● **Web page and app entries**:
>>
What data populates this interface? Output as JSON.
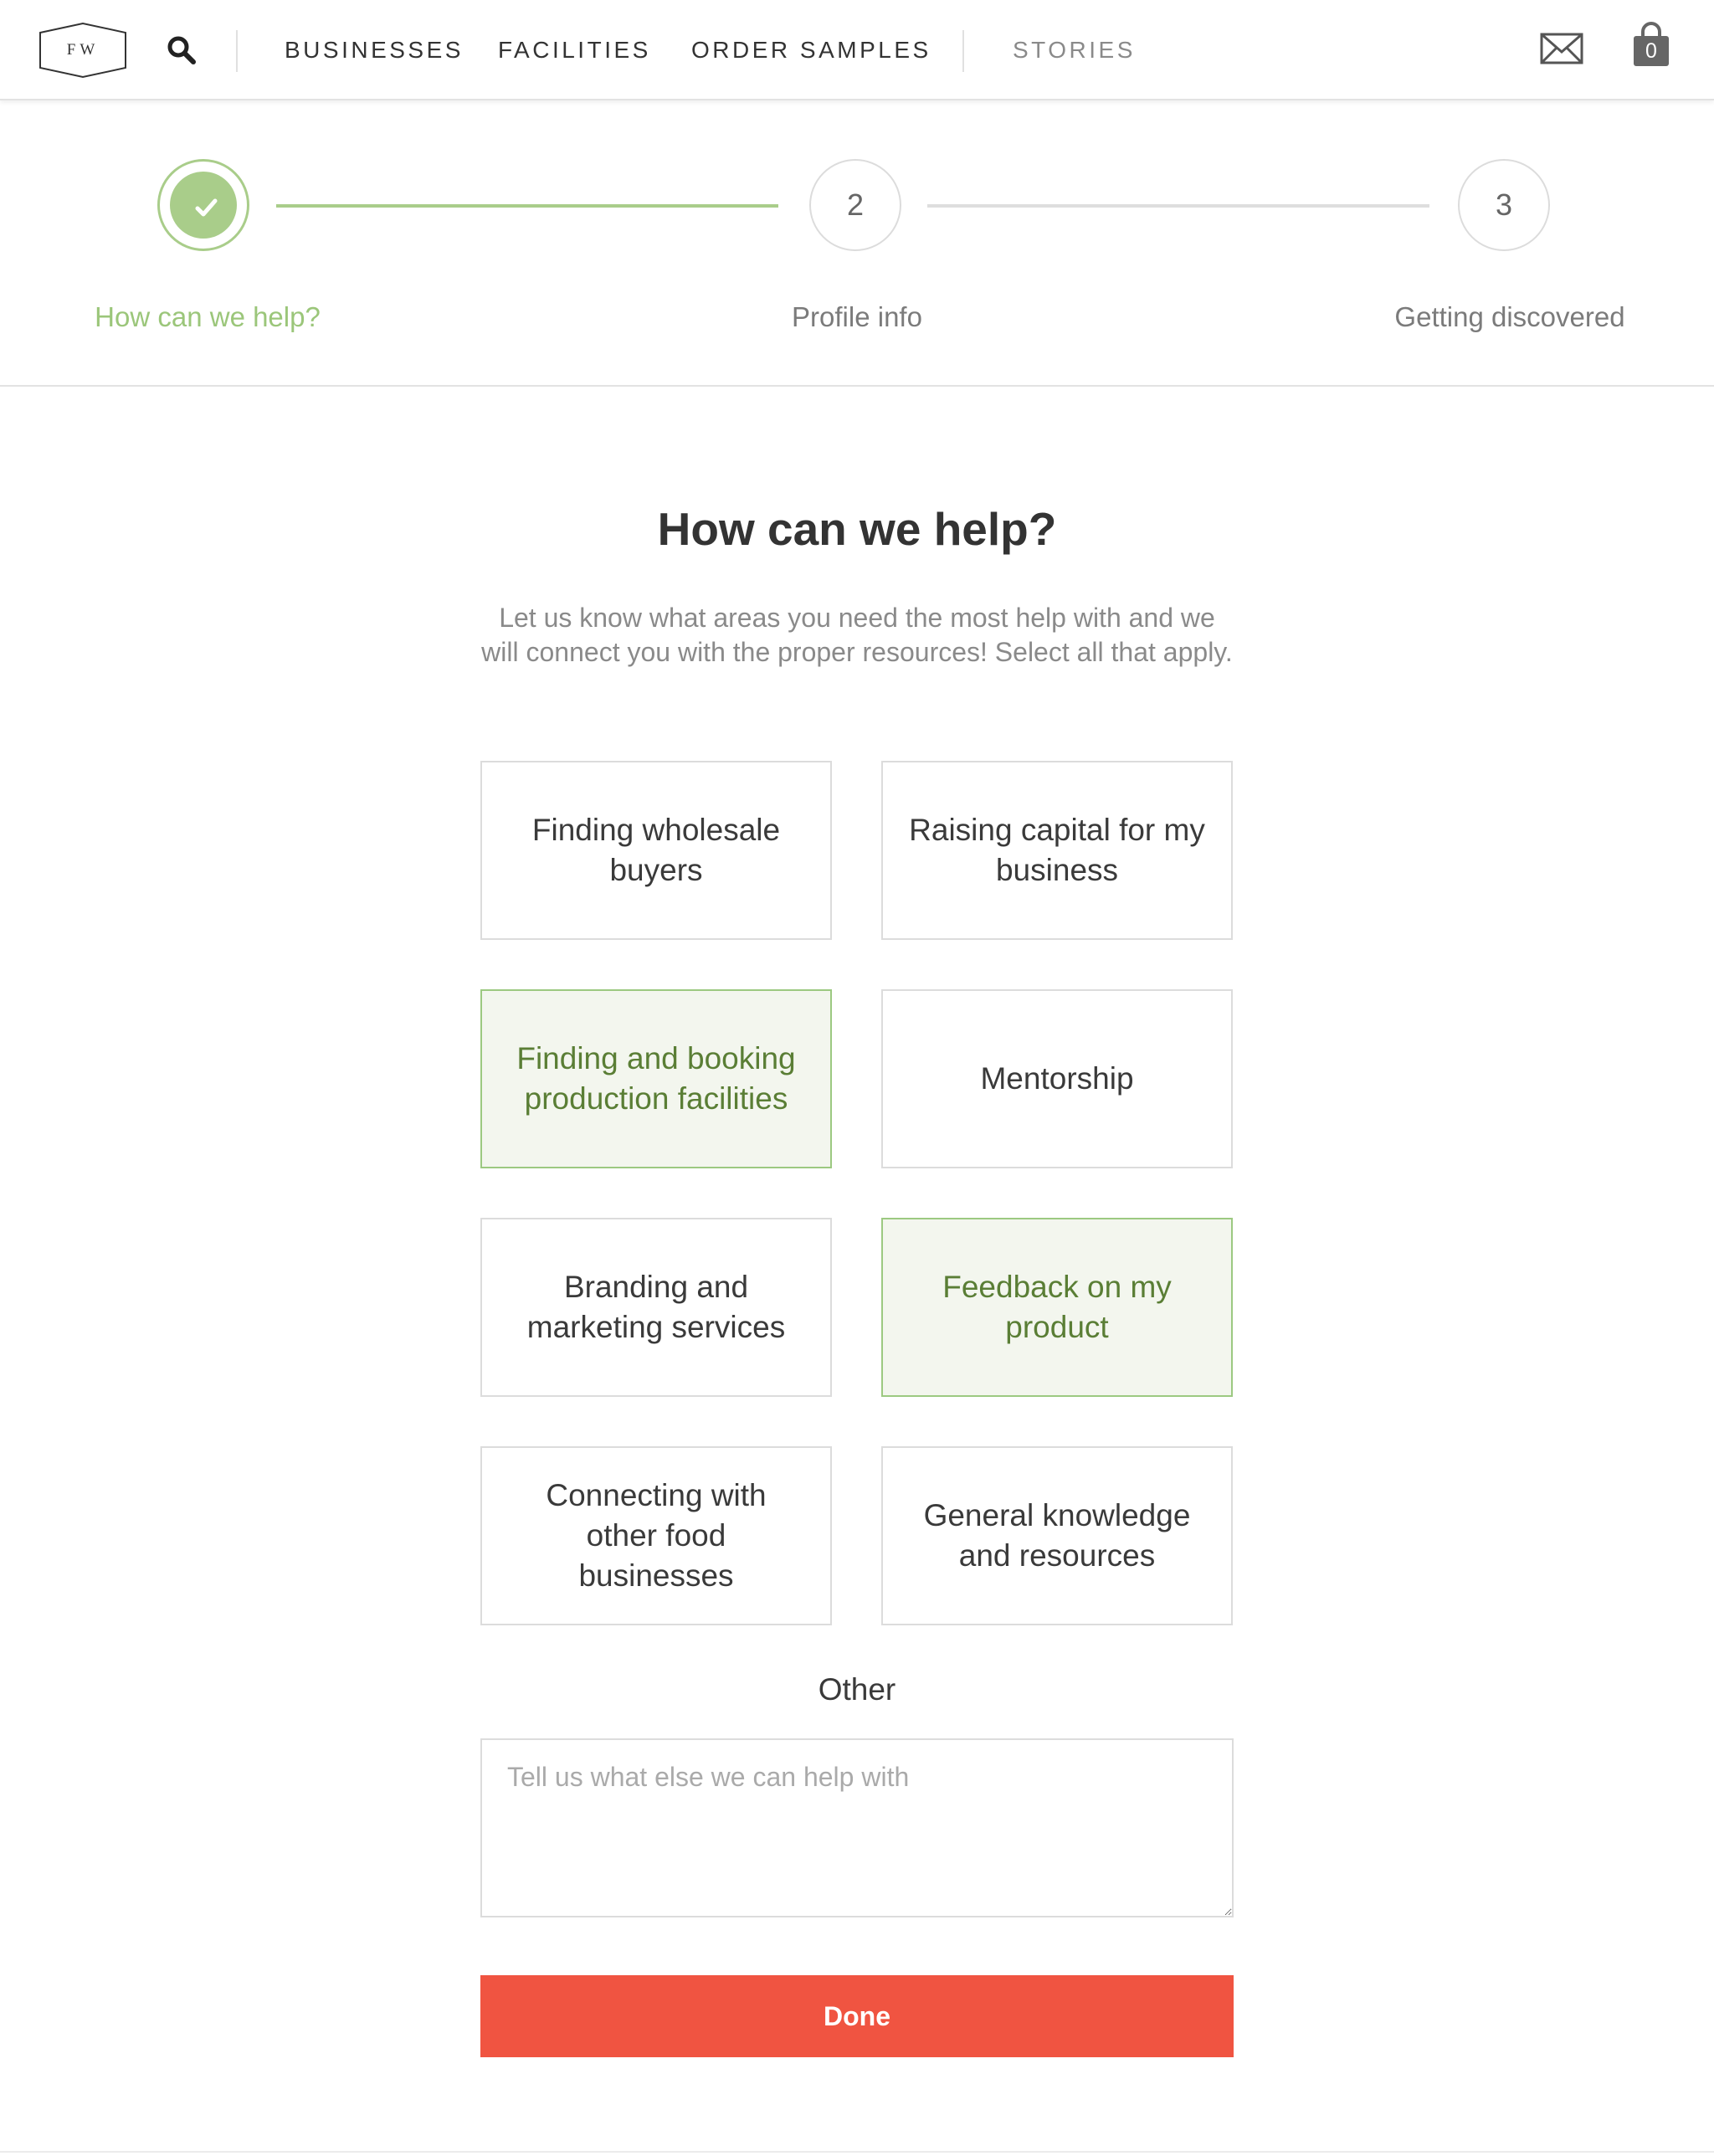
{
  "header": {
    "logo_text": "FW",
    "nav": {
      "businesses": "BUSINESSES",
      "facilities": "FACILITIES",
      "order_samples": "ORDER SAMPLES",
      "stories": "STORIES"
    },
    "icons": {
      "search": "search-icon",
      "mail": "mail-icon",
      "cart": "shopping-bag-icon"
    },
    "cart_count": "0"
  },
  "steps": [
    {
      "number": "✓",
      "label": "How can we help?",
      "status": "complete"
    },
    {
      "number": "2",
      "label": "Profile info",
      "status": "pending"
    },
    {
      "number": "3",
      "label": "Getting discovered",
      "status": "pending"
    }
  ],
  "main": {
    "title": "How can we help?",
    "description": "Let us know what areas you need the most help with and we will connect you with the proper resources! Select all that apply.",
    "options": [
      {
        "label": "Finding wholesale buyers",
        "selected": false
      },
      {
        "label": "Raising capital for my business",
        "selected": false
      },
      {
        "label": "Finding and booking production facilities",
        "selected": true
      },
      {
        "label": "Mentorship",
        "selected": false
      },
      {
        "label": "Branding and marketing services",
        "selected": false
      },
      {
        "label": "Feedback on my product",
        "selected": true
      },
      {
        "label": "Connecting with other food businesses",
        "selected": false
      },
      {
        "label": "General knowledge and resources",
        "selected": false
      }
    ],
    "other_label": "Other",
    "other_placeholder": "Tell us what else we can help with",
    "other_value": "",
    "done_label": "Done"
  },
  "colors": {
    "accent_green": "#a9cd8a",
    "selected_bg": "#f3f6ee",
    "done_button": "#f05441"
  }
}
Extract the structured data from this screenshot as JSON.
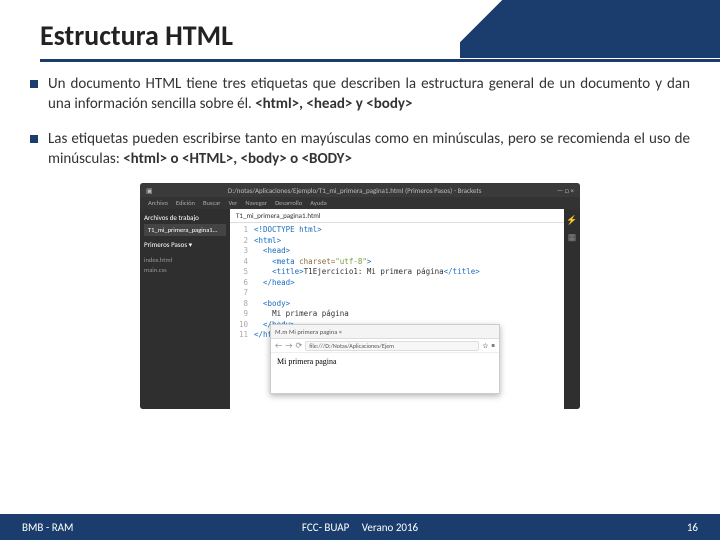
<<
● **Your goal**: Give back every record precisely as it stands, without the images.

● **Exercise solution**:
What data populates this interface? Output as JSON.
{
  "header": {
    "logo_text": "FW",
    "nav": {
      "businesses": "BUSINESSES",
      "facilities": "FACILITIES",
      "order_samples": "ORDER SAMPLES",
      "stories": "STORIES"
    },
    "icons": {
      "search": "search-icon",
      "mail": "mail-icon",
      "cart": "shopping-bag-icon"
    },
    "cart_count": "0"
  },
  "steps": [
    {
      "number": "✓",
      "label": "How can we help?",
      "status": "complete"
    },
    {
      "number": "2",
      "label": "Profile info",
      "status": "pending"
    },
    {
      "number": "3",
      "label": "Getting discovered",
      "status": "pending"
    }
  ],
  "main": {
    "title": "How can we help?",
    "description": "Let us know what areas you need the most help with and we will connect you with the proper resources! Select all that apply.",
    "options": [
      {
        "label": "Finding wholesale buyers",
        "selected": false
      },
      {
        "label": "Raising capital for my business",
        "selected": false
      },
      {
        "label": "Finding and booking production facilities",
        "selected": true
      },
      {
        "label": "Mentorship",
        "selected": false
      },
      {
        "label": "Branding and marketing services",
        "selected": false
      },
      {
        "label": "Feedback on my product",
        "selected": true
      },
      {
        "label": "Connecting with other food businesses",
        "selected": false
      },
      {
        "label": "General knowledge and resources",
        "selected": false
      }
    ],
    "other_label": "Other",
    "other_placeholder": "Tell us what else we can help with",
    "other_value": "",
    "done_label": "Done"
  },
  "colors": {
    "accent_green": "#a9cd8a",
    "selected_bg": "#f3f6ee",
    "done_button": "#f05441"
  }
}
Extract the structured data from this screenshot as JSON.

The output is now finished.